= EXERCISE PROMPT =
Exclude the pictures, and otherwise reproduce the data in full.

(Dataset excerpts)
********************
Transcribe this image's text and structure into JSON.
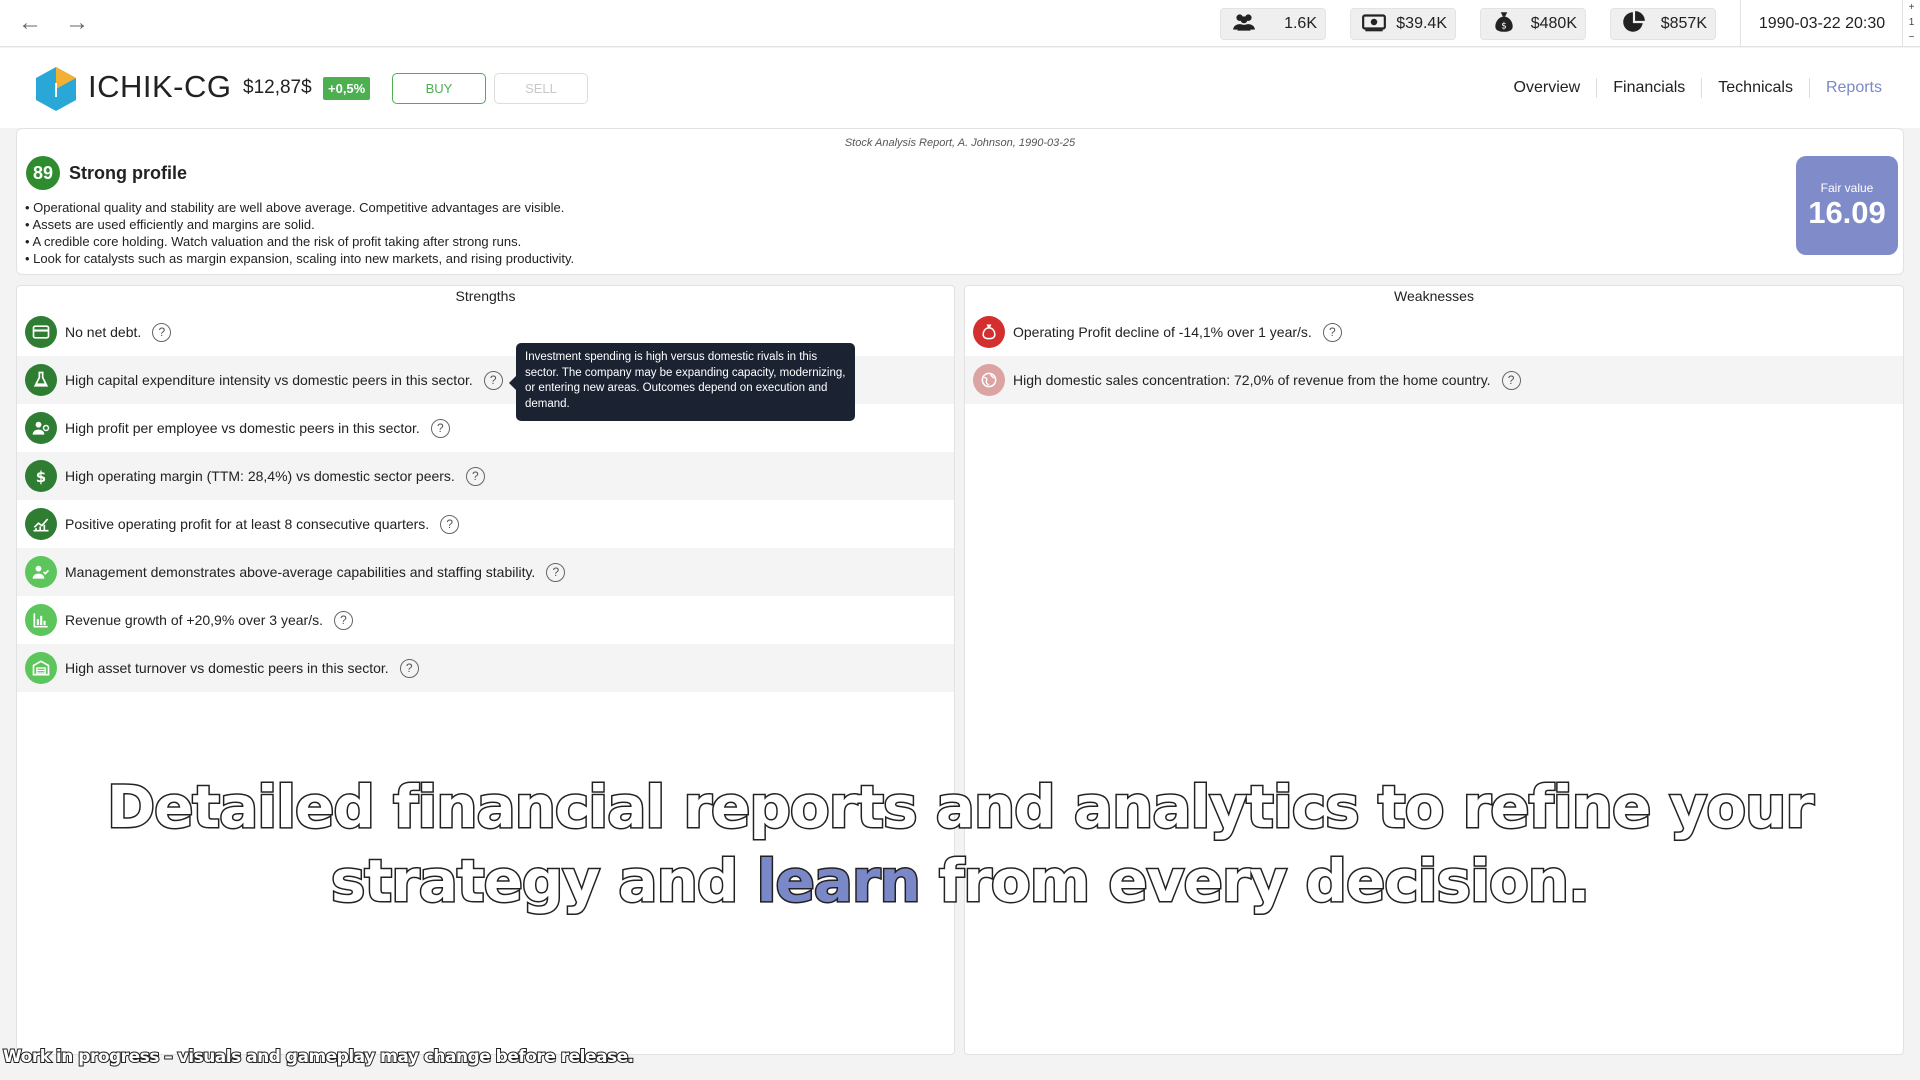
{
  "topbar": {
    "back_icon": "arrow-left-icon",
    "forward_icon": "arrow-right-icon",
    "stats": [
      {
        "icon": "people-icon",
        "value": "1.6K"
      },
      {
        "icon": "cash-icon",
        "value": "$39.4K"
      },
      {
        "icon": "money-bag-icon",
        "value": "$480K"
      },
      {
        "icon": "pie-chart-icon",
        "value": "$857K"
      }
    ],
    "datetime": "1990-03-22 20:30",
    "speed": {
      "plus": "+",
      "value": "1",
      "minus": "−"
    }
  },
  "header": {
    "logo_letter": "I",
    "ticker": "ICHIK-CG",
    "price": "$12,87$",
    "change": "+0,5%",
    "buy_label": "BUY",
    "sell_label": "SELL",
    "tabs": [
      "Overview",
      "Financials",
      "Technicals",
      "Reports"
    ],
    "active_tab": "Reports"
  },
  "summary": {
    "report_meta": "Stock Analysis Report, A. Johnson, 1990-03-25",
    "score": "89",
    "profile_title": "Strong profile",
    "bullets": [
      "Operational quality and stability are well above average. Competitive advantages are visible.",
      "Assets are used efficiently and margins are solid.",
      "A credible core holding. Watch valuation and the risk of profit taking after strong runs.",
      "Look for catalysts such as margin expansion, scaling into new markets, and rising productivity."
    ],
    "fair_value_label": "Fair value",
    "fair_value": "16.09"
  },
  "strengths": {
    "title": "Strengths",
    "items": [
      {
        "text": "No net debt.",
        "icon": "credit-card-icon",
        "color": "#2e7d32"
      },
      {
        "text": "High capital expenditure intensity vs domestic peers in this sector.",
        "icon": "flask-icon",
        "color": "#2e7d32"
      },
      {
        "text": "High profit per employee vs domestic peers in this sector.",
        "icon": "person-gear-icon",
        "color": "#2e7d32"
      },
      {
        "text": "High operating margin (TTM: 28,4%) vs domestic sector peers.",
        "icon": "dollar-icon",
        "color": "#2e7d32"
      },
      {
        "text": "Positive operating profit for at least 8 consecutive quarters.",
        "icon": "trend-chart-icon",
        "color": "#2e7d32"
      },
      {
        "text": "Management demonstrates above-average capabilities and staffing stability.",
        "icon": "person-check-icon",
        "color": "#5cc65c"
      },
      {
        "text": "Revenue growth of +20,9% over 3 year/s.",
        "icon": "bar-chart-icon",
        "color": "#5cc65c"
      },
      {
        "text": "High asset turnover vs domestic peers in this sector.",
        "icon": "warehouse-icon",
        "color": "#5cc65c"
      }
    ]
  },
  "weaknesses": {
    "title": "Weaknesses",
    "items": [
      {
        "text": "Operating Profit decline of -14,1% over 1 year/s.",
        "icon": "money-bag-icon",
        "color": "#d32f2f"
      },
      {
        "text": "High domestic sales concentration: 72,0% of revenue from the home country.",
        "icon": "globe-icon",
        "color": "#dca3a3"
      }
    ]
  },
  "tooltip": {
    "text": "Investment spending is high versus domestic rivals in this sector. The company may be expanding capacity, modernizing, or entering new areas. Outcomes depend on execution and demand."
  },
  "caption": {
    "line1": "Detailed financial reports and analytics to refine your",
    "line2_before": "strategy and ",
    "line2_highlight": "learn",
    "line2_after": " from every decision."
  },
  "wip_notice": "Work in progress – visuals and gameplay may change before release.",
  "colors": {
    "accent": "#7f8cc9",
    "positive": "#4caf50",
    "negative": "#d32f2f"
  }
}
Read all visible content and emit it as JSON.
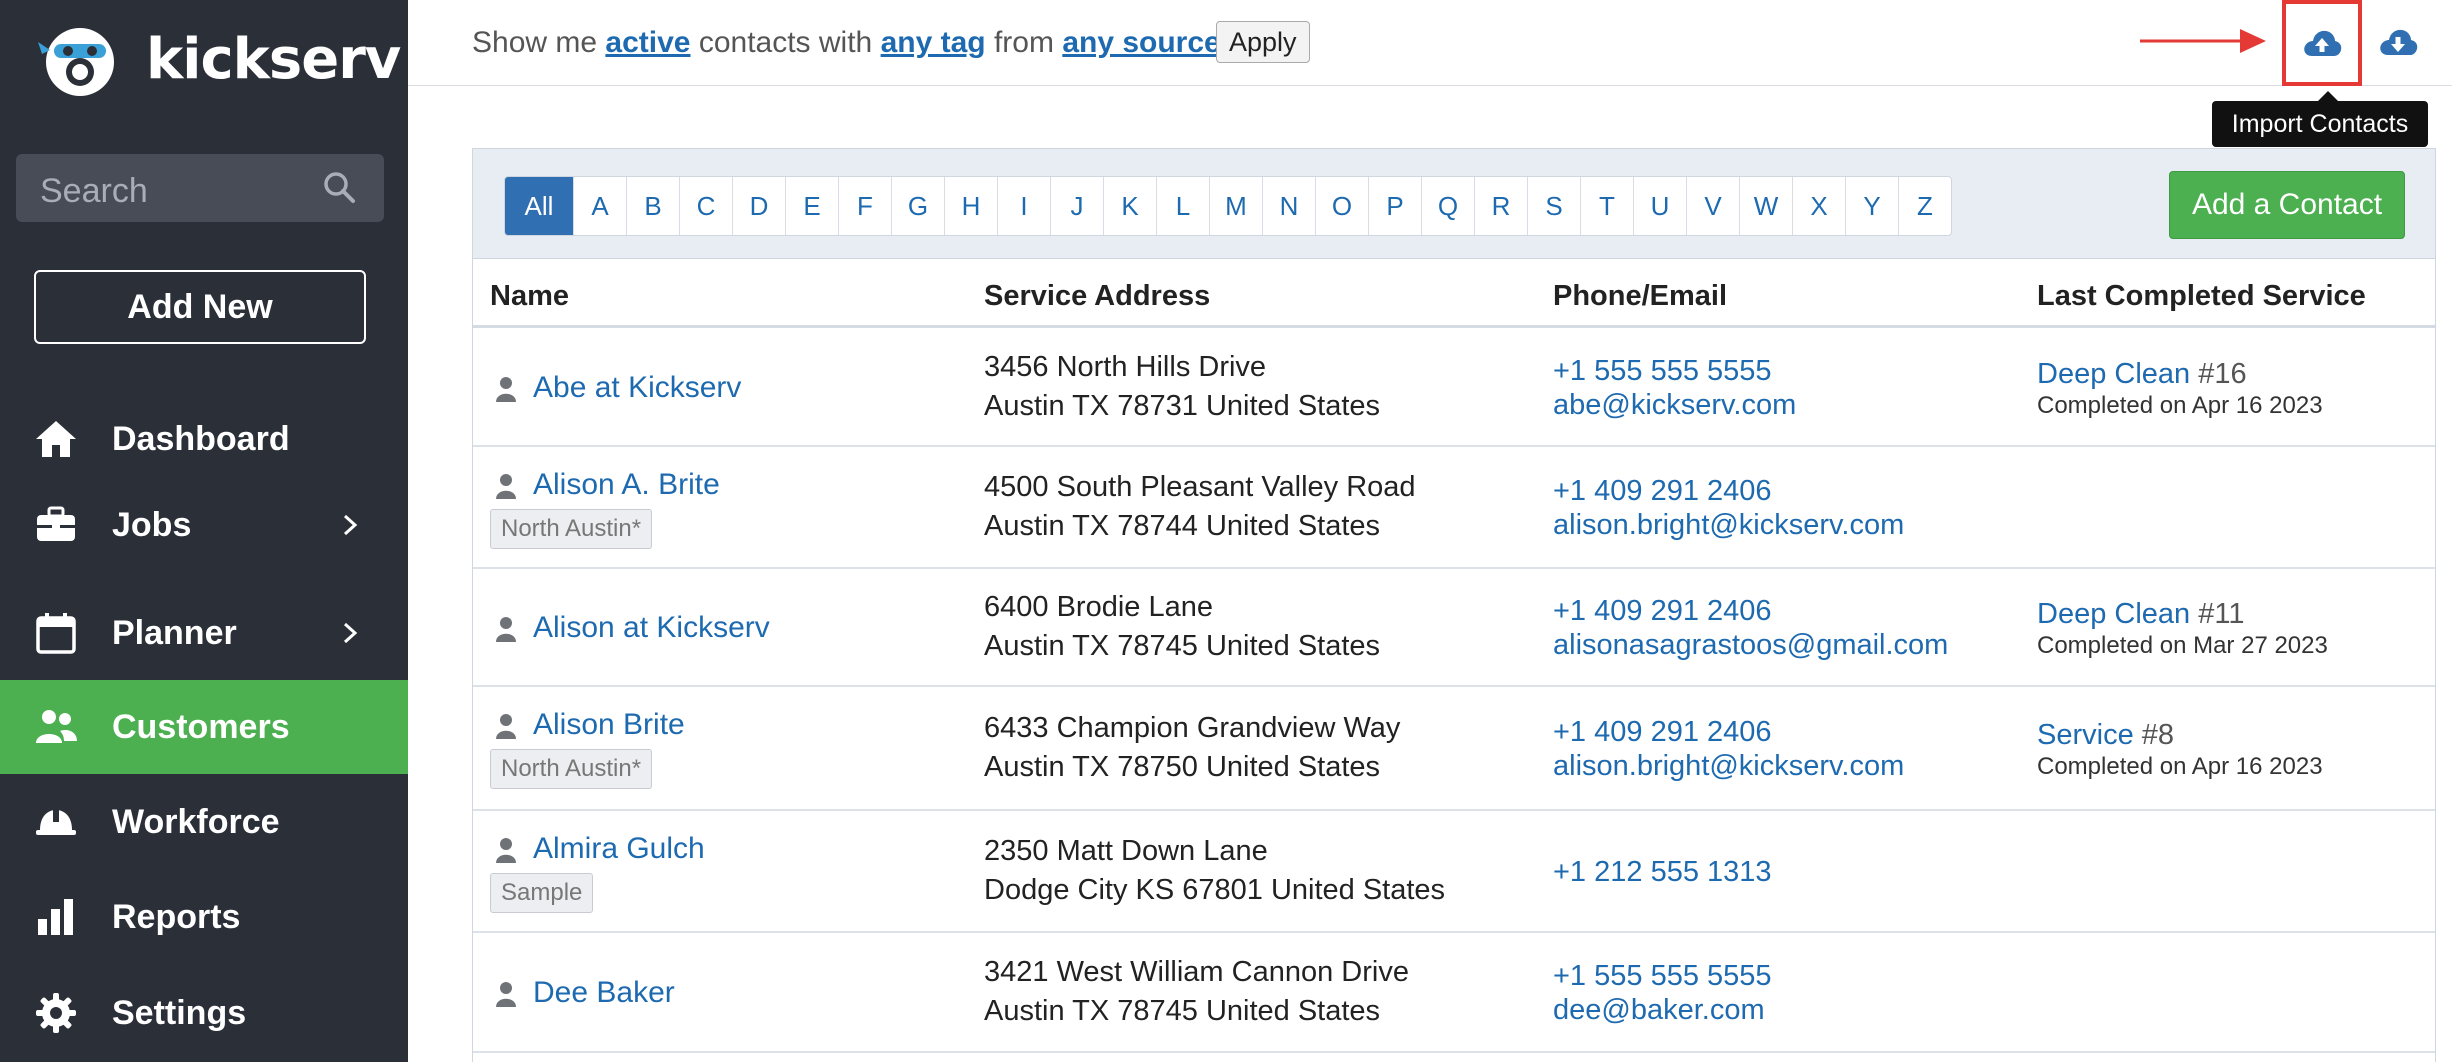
{
  "app": {
    "brand": "kickserv",
    "accent_color": "#4caf50",
    "sidebar_color": "#2b2f38",
    "link_color": "#1e6ab0"
  },
  "sidebar": {
    "search_placeholder": "Search",
    "add_new_label": "Add New",
    "items": [
      {
        "label": "Dashboard",
        "icon": "home-icon",
        "has_chevron": false,
        "active": false
      },
      {
        "label": "Jobs",
        "icon": "briefcase-icon",
        "has_chevron": true,
        "active": false
      },
      {
        "label": "Planner",
        "icon": "calendar-icon",
        "has_chevron": true,
        "active": false
      },
      {
        "label": "Customers",
        "icon": "users-icon",
        "has_chevron": false,
        "active": true
      },
      {
        "label": "Workforce",
        "icon": "hard-hat-icon",
        "has_chevron": false,
        "active": false
      },
      {
        "label": "Reports",
        "icon": "bar-chart-icon",
        "has_chevron": false,
        "active": false
      },
      {
        "label": "Settings",
        "icon": "gear-icon",
        "has_chevron": false,
        "active": false
      }
    ]
  },
  "filter": {
    "prefix": "Show me",
    "status": "active",
    "middle1": "contacts with",
    "tag": "any tag",
    "middle2": "from",
    "source": "any source",
    "apply_label": "Apply"
  },
  "toolbar": {
    "import_tooltip": "Import Contacts",
    "import_icon": "cloud-upload-icon",
    "export_icon": "cloud-download-icon",
    "highlight_color": "#e53935"
  },
  "alphabet": [
    "All",
    "A",
    "B",
    "C",
    "D",
    "E",
    "F",
    "G",
    "H",
    "I",
    "J",
    "K",
    "L",
    "M",
    "N",
    "O",
    "P",
    "Q",
    "R",
    "S",
    "T",
    "U",
    "V",
    "W",
    "X",
    "Y",
    "Z"
  ],
  "add_contact_label": "Add a Contact",
  "columns": {
    "name": "Name",
    "address": "Service Address",
    "contact": "Phone/Email",
    "service": "Last Completed Service"
  },
  "rows": [
    {
      "name": "Abe at Kickserv",
      "tag": "",
      "addr1": "3456 North Hills Drive",
      "addr2": "Austin TX 78731 United States",
      "phone": "+1 555 555 5555",
      "email": "abe@kickserv.com",
      "service": "Deep Clean",
      "service_no": "#16",
      "completed": "Completed on Apr 16 2023"
    },
    {
      "name": "Alison A. Brite",
      "tag": "North Austin*",
      "addr1": "4500 South Pleasant Valley Road",
      "addr2": "Austin TX 78744 United States",
      "phone": "+1 409 291 2406",
      "email": "alison.bright@kickserv.com",
      "service": "",
      "service_no": "",
      "completed": ""
    },
    {
      "name": "Alison at Kickserv",
      "tag": "",
      "addr1": "6400 Brodie Lane",
      "addr2": "Austin TX 78745 United States",
      "phone": "+1 409 291 2406",
      "email": "alisonasagrastoos@gmail.com",
      "service": "Deep Clean",
      "service_no": "#11",
      "completed": "Completed on Mar 27 2023"
    },
    {
      "name": "Alison Brite",
      "tag": "North Austin*",
      "addr1": "6433 Champion Grandview Way",
      "addr2": "Austin TX 78750 United States",
      "phone": "+1 409 291 2406",
      "email": "alison.bright@kickserv.com",
      "service": "Service",
      "service_no": "#8",
      "completed": "Completed on Apr 16 2023"
    },
    {
      "name": "Almira Gulch",
      "tag": "Sample",
      "addr1": "2350 Matt Down Lane",
      "addr2": "Dodge City KS 67801 United States",
      "phone": "+1 212 555 1313",
      "email": "",
      "service": "",
      "service_no": "",
      "completed": ""
    },
    {
      "name": "Dee Baker",
      "tag": "",
      "addr1": "3421 West William Cannon Drive",
      "addr2": "Austin TX 78745 United States",
      "phone": "+1 555 555 5555",
      "email": "dee@baker.com",
      "service": "",
      "service_no": "",
      "completed": ""
    }
  ]
}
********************
= ANSWER =
Transcribe this image's text and structure into JSON.
{
  "topbar": {
    "back_icon": "arrow-left-icon",
    "forward_icon": "arrow-right-icon",
    "stats": [
      {
        "icon": "people-icon",
        "value": "1.6K"
      },
      {
        "icon": "cash-icon",
        "value": "$39.4K"
      },
      {
        "icon": "money-bag-icon",
        "value": "$480K"
      },
      {
        "icon": "pie-chart-icon",
        "value": "$857K"
      }
    ],
    "datetime": "1990-03-22 20:30",
    "speed": {
      "plus": "+",
      "value": "1",
      "minus": "−"
    }
  },
  "header": {
    "logo_letter": "I",
    "ticker": "ICHIK-CG",
    "price": "$12,87$",
    "change": "+0,5%",
    "buy_label": "BUY",
    "sell_label": "SELL",
    "tabs": [
      "Overview",
      "Financials",
      "Technicals",
      "Reports"
    ],
    "active_tab": "Reports"
  },
  "summary": {
    "report_meta": "Stock Analysis Report, A. Johnson, 1990-03-25",
    "score": "89",
    "profile_title": "Strong profile",
    "bullets": [
      "Operational quality and stability are well above average. Competitive advantages are visible.",
      "Assets are used efficiently and margins are solid.",
      "A credible core holding. Watch valuation and the risk of profit taking after strong runs.",
      "Look for catalysts such as margin expansion, scaling into new markets, and rising productivity."
    ],
    "fair_value_label": "Fair value",
    "fair_value": "16.09"
  },
  "strengths": {
    "title": "Strengths",
    "items": [
      {
        "text": "No net debt.",
        "icon": "credit-card-icon",
        "color": "#2e7d32"
      },
      {
        "text": "High capital expenditure intensity vs domestic peers in this sector.",
        "icon": "flask-icon",
        "color": "#2e7d32"
      },
      {
        "text": "High profit per employee vs domestic peers in this sector.",
        "icon": "person-gear-icon",
        "color": "#2e7d32"
      },
      {
        "text": "High operating margin (TTM: 28,4%) vs domestic sector peers.",
        "icon": "dollar-icon",
        "color": "#2e7d32"
      },
      {
        "text": "Positive operating profit for at least 8 consecutive quarters.",
        "icon": "trend-chart-icon",
        "color": "#2e7d32"
      },
      {
        "text": "Management demonstrates above-average capabilities and staffing stability.",
        "icon": "person-check-icon",
        "color": "#5cc65c"
      },
      {
        "text": "Revenue growth of +20,9% over 3 year/s.",
        "icon": "bar-chart-icon",
        "color": "#5cc65c"
      },
      {
        "text": "High asset turnover vs domestic peers in this sector.",
        "icon": "warehouse-icon",
        "color": "#5cc65c"
      }
    ]
  },
  "weaknesses": {
    "title": "Weaknesses",
    "items": [
      {
        "text": "Operating Profit decline of -14,1% over 1 year/s.",
        "icon": "money-bag-icon",
        "color": "#d32f2f"
      },
      {
        "text": "High domestic sales concentration: 72,0% of revenue from the home country.",
        "icon": "globe-icon",
        "color": "#dca3a3"
      }
    ]
  },
  "tooltip": {
    "text": "Investment spending is high versus domestic rivals in this sector. The company may be expanding capacity, modernizing, or entering new areas. Outcomes depend on execution and demand."
  },
  "caption": {
    "line1": "Detailed financial reports and analytics to refine your",
    "line2_before": "strategy and ",
    "line2_highlight": "learn",
    "line2_after": " from every decision."
  },
  "wip_notice": "Work in progress – visuals and gameplay may change before release.",
  "colors": {
    "accent": "#7f8cc9",
    "positive": "#4caf50",
    "negative": "#d32f2f"
  }
}
Read all visible content and emit it as JSON.
{
  "app": {
    "brand": "kickserv",
    "accent_color": "#4caf50",
    "sidebar_color": "#2b2f38",
    "link_color": "#1e6ab0"
  },
  "sidebar": {
    "search_placeholder": "Search",
    "add_new_label": "Add New",
    "items": [
      {
        "label": "Dashboard",
        "icon": "home-icon",
        "has_chevron": false,
        "active": false
      },
      {
        "label": "Jobs",
        "icon": "briefcase-icon",
        "has_chevron": true,
        "active": false
      },
      {
        "label": "Planner",
        "icon": "calendar-icon",
        "has_chevron": true,
        "active": false
      },
      {
        "label": "Customers",
        "icon": "users-icon",
        "has_chevron": false,
        "active": true
      },
      {
        "label": "Workforce",
        "icon": "hard-hat-icon",
        "has_chevron": false,
        "active": false
      },
      {
        "label": "Reports",
        "icon": "bar-chart-icon",
        "has_chevron": false,
        "active": false
      },
      {
        "label": "Settings",
        "icon": "gear-icon",
        "has_chevron": false,
        "active": false
      }
    ]
  },
  "filter": {
    "prefix": "Show me",
    "status": "active",
    "middle1": "contacts with",
    "tag": "any tag",
    "middle2": "from",
    "source": "any source",
    "apply_label": "Apply"
  },
  "toolbar": {
    "import_tooltip": "Import Contacts",
    "import_icon": "cloud-upload-icon",
    "export_icon": "cloud-download-icon",
    "highlight_color": "#e53935"
  },
  "alphabet": [
    "All",
    "A",
    "B",
    "C",
    "D",
    "E",
    "F",
    "G",
    "H",
    "I",
    "J",
    "K",
    "L",
    "M",
    "N",
    "O",
    "P",
    "Q",
    "R",
    "S",
    "T",
    "U",
    "V",
    "W",
    "X",
    "Y",
    "Z"
  ],
  "add_contact_label": "Add a Contact",
  "columns": {
    "name": "Name",
    "address": "Service Address",
    "contact": "Phone/Email",
    "service": "Last Completed Service"
  },
  "rows": [
    {
      "name": "Abe at Kickserv",
      "tag": "",
      "addr1": "3456 North Hills Drive",
      "addr2": "Austin TX 78731 United States",
      "phone": "+1 555 555 5555",
      "email": "abe@kickserv.com",
      "service": "Deep Clean",
      "service_no": "#16",
      "completed": "Completed on Apr 16 2023"
    },
    {
      "name": "Alison A. Brite",
      "tag": "North Austin*",
      "addr1": "4500 South Pleasant Valley Road",
      "addr2": "Austin TX 78744 United States",
      "phone": "+1 409 291 2406",
      "email": "alison.bright@kickserv.com",
      "service": "",
      "service_no": "",
      "completed": ""
    },
    {
      "name": "Alison at Kickserv",
      "tag": "",
      "addr1": "6400 Brodie Lane",
      "addr2": "Austin TX 78745 United States",
      "phone": "+1 409 291 2406",
      "email": "alisonasagrastoos@gmail.com",
      "service": "Deep Clean",
      "service_no": "#11",
      "completed": "Completed on Mar 27 2023"
    },
    {
      "name": "Alison Brite",
      "tag": "North Austin*",
      "addr1": "6433 Champion Grandview Way",
      "addr2": "Austin TX 78750 United States",
      "phone": "+1 409 291 2406",
      "email": "alison.bright@kickserv.com",
      "service": "Service",
      "service_no": "#8",
      "completed": "Completed on Apr 16 2023"
    },
    {
      "name": "Almira Gulch",
      "tag": "Sample",
      "addr1": "2350 Matt Down Lane",
      "addr2": "Dodge City KS 67801 United States",
      "phone": "+1 212 555 1313",
      "email": "",
      "service": "",
      "service_no": "",
      "completed": ""
    },
    {
      "name": "Dee Baker",
      "tag": "",
      "addr1": "3421 West William Cannon Drive",
      "addr2": "Austin TX 78745 United States",
      "phone": "+1 555 555 5555",
      "email": "dee@baker.com",
      "service": "",
      "service_no": "",
      "completed": ""
    }
  ]
}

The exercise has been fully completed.